Schroeder allowed the jury to continue to view the evidence Wednesday but said the mistrial requests will have to be addressed if there is a guilty verdict. If Rittenhouse is convicted, the judge could still grant the motion to dismiss with prejudice. Rittenhouse could appeal over the same issues.
Defense attorneys orally requested the mistrial with prejudice last week. The defense alleged prosecutors improperly commented on Rittenhouse’s right to remain silent and tried to bring up evidence the judge ruled was not admissible.
In a written version of the request Monday, the defense added concerns about the drone video. Schroeder clarified Wednesday that he hadn’t read the written motion and wanted to give prosecutors time to respond. They had not by Wednesday.
Schroeder in spotlight: Letters of support, criticism pour into Kenosha courthouse for Rittenhouse trial judge
How much prison time could Rittenhouse face?
Rittenhouse’s most serious charge, first-degree intentional homicide in Huber’s death, includes a mandatory life sentence if he’s convicted; he could face lengthy prison time for the other charges.
Jurors may consider lesser charges in Huber’s death that could carry up to 60 years in prison, and the first-degree reckless homicide charge in Rosenbaum’s death carries up to 60 years with an additional five years for the “use of a dangerous weapon” modifier.
The attempted first-degree intentional homicide of Grosskreutz could carry a 60-year sentence plus five years for the same weapon modifier, and the jury can consider lesser charges in that count.
Each count of first-degree recklessly endangering safety could carry up to 12½ years in prison, plus a five-year weapon modifier.

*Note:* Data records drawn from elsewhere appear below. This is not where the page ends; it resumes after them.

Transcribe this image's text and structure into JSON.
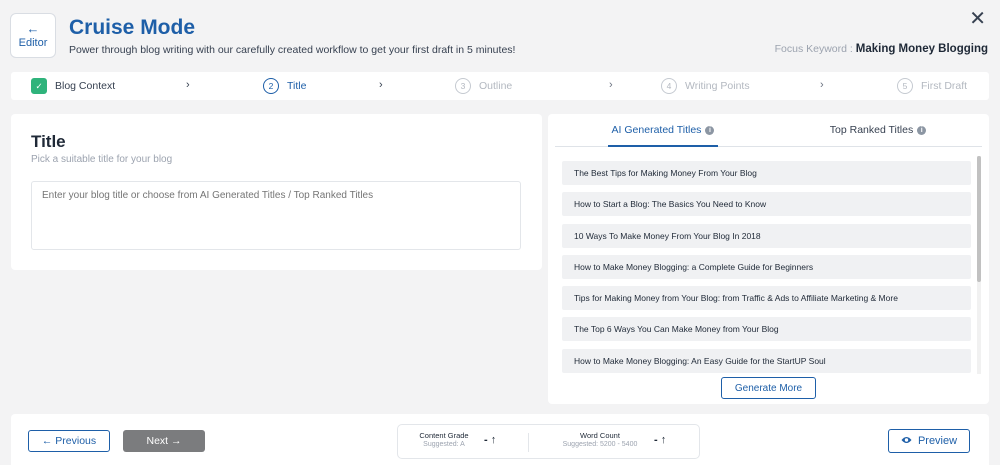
{
  "header": {
    "editor_arrow": "←",
    "editor_label": "Editor",
    "title": "Cruise Mode",
    "subtitle": "Power through blog writing with our carefully created workflow to get your first draft in 5 minutes!",
    "close_glyph": "✕",
    "focus_label": "Focus Keyword : ",
    "focus_value": "Making Money Blogging"
  },
  "steps": [
    {
      "num": "✓",
      "label": "Blog Context",
      "state": "done"
    },
    {
      "num": "2",
      "label": "Title",
      "state": "active"
    },
    {
      "num": "3",
      "label": "Outline",
      "state": "pending"
    },
    {
      "num": "4",
      "label": "Writing Points",
      "state": "pending"
    },
    {
      "num": "5",
      "label": "First Draft",
      "state": "pending"
    }
  ],
  "step_chevron": "›",
  "title_section": {
    "heading": "Title",
    "hint": "Pick a suitable title for your blog",
    "input_placeholder": "Enter your blog title or choose from AI Generated Titles / Top Ranked Titles"
  },
  "tabs": {
    "ai_label": "AI Generated Titles",
    "top_label": "Top Ranked Titles",
    "info_glyph": "i"
  },
  "titles": [
    "The Best Tips for Making Money From Your Blog",
    "How to Start a Blog: The Basics You Need to Know",
    "10 Ways To Make Money From Your Blog In 2018",
    "How to Make Money Blogging: a Complete Guide for Beginners",
    "Tips for Making Money from Your Blog: from Traffic & Ads to Affiliate Marketing & More",
    "The Top 6 Ways You Can Make Money from Your Blog",
    "How to Make Money Blogging: An Easy Guide for the StartUP Soul"
  ],
  "generate_more": "Generate More",
  "footer": {
    "prev_label": "← Previous",
    "next_label": "Next →",
    "grade_label": "Content Grade",
    "grade_suggested": "Suggested: A",
    "grade_value": "- ↑",
    "wc_label": "Word Count",
    "wc_suggested": "Suggested: 5200 - 5400",
    "wc_value": "- ↑",
    "preview_label": "Preview",
    "eye_glyph": "👁"
  },
  "colors": {
    "accent": "#1e5fa8",
    "done_green": "#2fb37b",
    "background": "#f3f3f4"
  }
}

Rittenhouse fired at an unidentified man twice before he shot Huber and Grosskreutz. A Daily Caller reporter was at the scene of the Rosenbaum shooting and said a bullet whizzed past him.
Contributing: Elliot Hughes and Ashley Luthern, Milwaukee Journal Sentinel; The Associated Press